Accession consists of audio reels, cassette tapes, and accompanying finding aids documenting Yiddish folk songs as recalled by Toronto residents. The recordings were made as part of a pilot project initiated by Professor Dov Noy while a visiting professor at University of Toronto. Participants were primarily residents at Baycrest's Jewish Home for the Aged. Participating organizations were the Canadian Centre for Folk Culture Studies at the National Museum of Man; the Eliakum Zunser Centre for the Study of East European Jewish Folklore at the Hebrew University, Jerusalem; and the Canadian Jewish Congress, Central Region.
Dov Noy (1920-2013), renowned folklorist and ethnologist, was born on October 20, 1920 in Kolomyja, Poland. He immigrated in 1938 to Palestine where he began his academic studies at the Hebrew University of Jerusalem. He obtained his doctorate in folklore from Indiana University in 1954 with a dissertation on the motif-index of Talmudic-Midrashic tales (under the name Dov Neuman).

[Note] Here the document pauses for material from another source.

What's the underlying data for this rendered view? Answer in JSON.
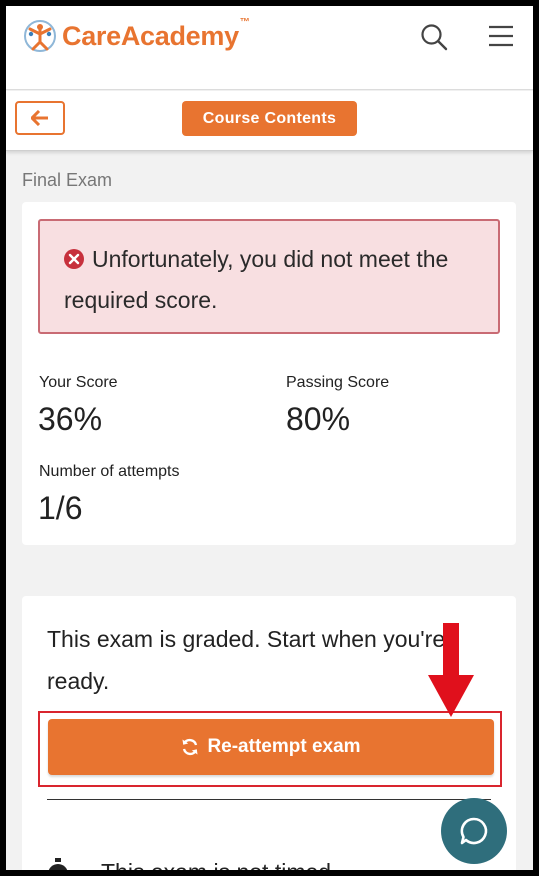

In 1955 he began his teaching career at the Hebrew University of Jerusalem where he taught aggadah, folk literature, general folklore, and Yiddish. He became professor and holder of the Max Grunwald Chair of Folklore and Hebrew Literature. From this post, he had a profound influence on the development of folklore studies in Israel, mentoring many students and colleagues to engage with folklore and ethnology. He taught and lectured all over the world, particularly on folk narrative and Jewish folklore. He founded and directed the Haifa Ethnological Museum and Folklore Archives (1956–82) and edited the Israel Folktale Archives Publications series until 1981. He founded the Israel Folktale Archives in 1955, now named after him. He was director of the Hebrew University Folklore Research Center from 1968 and edited its journal. He served as the Encyclopaedia Judaica departmental editor for folklore. He started the folklore section at Haifa University within the department of Hebrew Literature. From 1985 to 1992, he served as professor of Yiddish folklore at Bar-Ilan University. In 1992–93 he served as professor of folk literature at Ben-Gurion University and in 1995–96 professor of folklore at Haifa University. In addition to teaching in Israeli universities, Noy devoted himself to spreading Jewish folk culture all over the world. He also wrote and edited about sixty books, including English Folktales of Israel, Jewish Folktales from Morocco, and Studies In Biblical and Jewish Folklore. In 2004 he was awarded the Israel Prize for literary research. Biographies of Dov Noy can be found in the Encyclopedia Judaica, Encyclopedia of Jewish Folklore And Traditions (ed. Haya Bar-Itzhak), Who's Who In Israel and Jewish Personalities from All Over the World, and in the Hebrew Wikipedia.